If you do not have diabetes, you can likely enjoy eating more high protein foods without worrying about ketone production.
If you are eating fewer carbs and calories, chances are that you are going to be able to eat more protein without causing ketone levels to decrease.
How Much Protein Should You Be Eating?
Level of Activity
No diet is going to work unless you are getting out there and being active. The more active you are, the more protein your body is going to need in order to build muscle and increase glycogen levels.
You won’t need as much insulin to use the protein, so ketone production will continue, even after you eat protein-rich foods.
Body Size and Shape
The more you weigh, the more protein you need to eat in order to get into and stay in ketosis. The higher the body fat percentage, the higher your protein intake should be in order to increase insulin levels and lose weight.
Weight Loss Goals
If you are trying to lose weight and keep it off, the best way to do it is to eat enough protein so you can gain muscle and maintain it without lowering your ketone levels. This is a fine balance that may take some time to figure out.
Length of Time on Keto
How long you have been on a keto diet will also play a role in how much protein you need. When you restrict carbs and fats you decrease insulin levels, and your body may burn ketones.
It may take a bit of time for your body to adjust to this type of diet, but when it does, you will notice that the longer you are dieting, the less likely it will be for protein intake to affect ketosis.
All of this may seem confusing, but it doesn’t have to be. You don’t need to calculate every little thing to make sure you are getting the right amount of protein.
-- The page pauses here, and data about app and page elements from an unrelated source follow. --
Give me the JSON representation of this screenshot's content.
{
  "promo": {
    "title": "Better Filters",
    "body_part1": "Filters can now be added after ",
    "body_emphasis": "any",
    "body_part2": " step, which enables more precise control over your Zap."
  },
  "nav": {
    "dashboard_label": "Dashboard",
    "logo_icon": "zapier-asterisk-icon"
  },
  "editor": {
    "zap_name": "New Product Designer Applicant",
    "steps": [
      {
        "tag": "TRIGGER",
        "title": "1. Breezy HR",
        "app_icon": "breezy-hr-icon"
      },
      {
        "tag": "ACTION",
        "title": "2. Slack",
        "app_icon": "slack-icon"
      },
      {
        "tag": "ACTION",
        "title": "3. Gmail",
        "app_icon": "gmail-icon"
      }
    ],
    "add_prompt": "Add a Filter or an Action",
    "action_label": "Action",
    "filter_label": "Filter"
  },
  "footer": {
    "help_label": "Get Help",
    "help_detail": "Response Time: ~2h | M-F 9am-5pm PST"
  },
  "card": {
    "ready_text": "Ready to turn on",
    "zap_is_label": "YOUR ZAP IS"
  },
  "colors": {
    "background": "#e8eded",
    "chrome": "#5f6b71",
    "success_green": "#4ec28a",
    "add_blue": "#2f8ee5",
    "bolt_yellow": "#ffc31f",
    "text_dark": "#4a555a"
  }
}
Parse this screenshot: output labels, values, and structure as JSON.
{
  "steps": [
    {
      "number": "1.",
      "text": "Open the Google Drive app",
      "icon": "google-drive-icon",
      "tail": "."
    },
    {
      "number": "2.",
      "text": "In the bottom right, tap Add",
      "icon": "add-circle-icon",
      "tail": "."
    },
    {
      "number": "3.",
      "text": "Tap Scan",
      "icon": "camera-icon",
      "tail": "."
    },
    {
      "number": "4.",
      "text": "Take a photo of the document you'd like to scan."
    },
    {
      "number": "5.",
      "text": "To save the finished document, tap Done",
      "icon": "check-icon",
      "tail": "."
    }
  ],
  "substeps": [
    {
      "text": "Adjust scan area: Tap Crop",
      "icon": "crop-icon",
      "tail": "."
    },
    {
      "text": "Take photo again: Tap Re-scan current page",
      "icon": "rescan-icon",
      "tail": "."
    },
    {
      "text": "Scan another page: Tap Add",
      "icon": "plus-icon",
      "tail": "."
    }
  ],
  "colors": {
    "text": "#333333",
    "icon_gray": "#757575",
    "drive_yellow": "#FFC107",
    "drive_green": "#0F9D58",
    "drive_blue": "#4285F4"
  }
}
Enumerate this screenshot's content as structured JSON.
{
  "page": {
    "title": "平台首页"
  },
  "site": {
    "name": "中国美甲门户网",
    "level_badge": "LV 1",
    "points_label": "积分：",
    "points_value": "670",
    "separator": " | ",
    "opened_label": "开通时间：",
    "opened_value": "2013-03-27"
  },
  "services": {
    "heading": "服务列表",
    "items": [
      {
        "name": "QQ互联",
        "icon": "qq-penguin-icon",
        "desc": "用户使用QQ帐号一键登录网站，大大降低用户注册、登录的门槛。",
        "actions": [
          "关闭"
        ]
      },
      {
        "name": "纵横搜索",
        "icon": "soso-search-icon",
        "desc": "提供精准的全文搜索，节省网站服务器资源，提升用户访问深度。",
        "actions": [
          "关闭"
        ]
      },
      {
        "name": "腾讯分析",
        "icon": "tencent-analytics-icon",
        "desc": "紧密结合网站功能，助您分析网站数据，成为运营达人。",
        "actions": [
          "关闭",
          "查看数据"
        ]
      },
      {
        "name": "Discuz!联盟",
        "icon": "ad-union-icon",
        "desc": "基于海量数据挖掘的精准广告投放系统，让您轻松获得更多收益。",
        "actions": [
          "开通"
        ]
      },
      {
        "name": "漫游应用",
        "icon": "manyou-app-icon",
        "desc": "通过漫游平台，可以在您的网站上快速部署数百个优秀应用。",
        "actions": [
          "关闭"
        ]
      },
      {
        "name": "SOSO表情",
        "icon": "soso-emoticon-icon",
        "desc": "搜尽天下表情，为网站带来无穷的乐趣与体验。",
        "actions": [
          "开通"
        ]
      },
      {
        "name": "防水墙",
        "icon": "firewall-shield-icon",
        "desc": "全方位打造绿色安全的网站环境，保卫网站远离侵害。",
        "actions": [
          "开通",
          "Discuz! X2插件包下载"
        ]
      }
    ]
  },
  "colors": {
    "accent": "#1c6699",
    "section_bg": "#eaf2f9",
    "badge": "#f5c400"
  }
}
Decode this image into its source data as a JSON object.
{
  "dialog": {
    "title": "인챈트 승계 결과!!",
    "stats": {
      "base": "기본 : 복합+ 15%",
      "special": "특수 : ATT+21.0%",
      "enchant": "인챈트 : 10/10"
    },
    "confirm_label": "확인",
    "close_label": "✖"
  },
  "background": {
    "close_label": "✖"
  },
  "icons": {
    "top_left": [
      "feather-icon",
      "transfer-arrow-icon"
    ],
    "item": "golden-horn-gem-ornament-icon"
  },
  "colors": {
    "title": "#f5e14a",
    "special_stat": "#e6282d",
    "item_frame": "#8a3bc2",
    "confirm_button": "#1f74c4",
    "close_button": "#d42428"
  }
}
The best rule to go by is to eat 0.6-0.8 grams of protein per pound of lean body mass if you don’t exercise much. If you are active, you should be eating 0.8-1 gram of protein per pound of lean body mass. If you work out with weights, try to aim for 1-1.2 grams of protein per pound.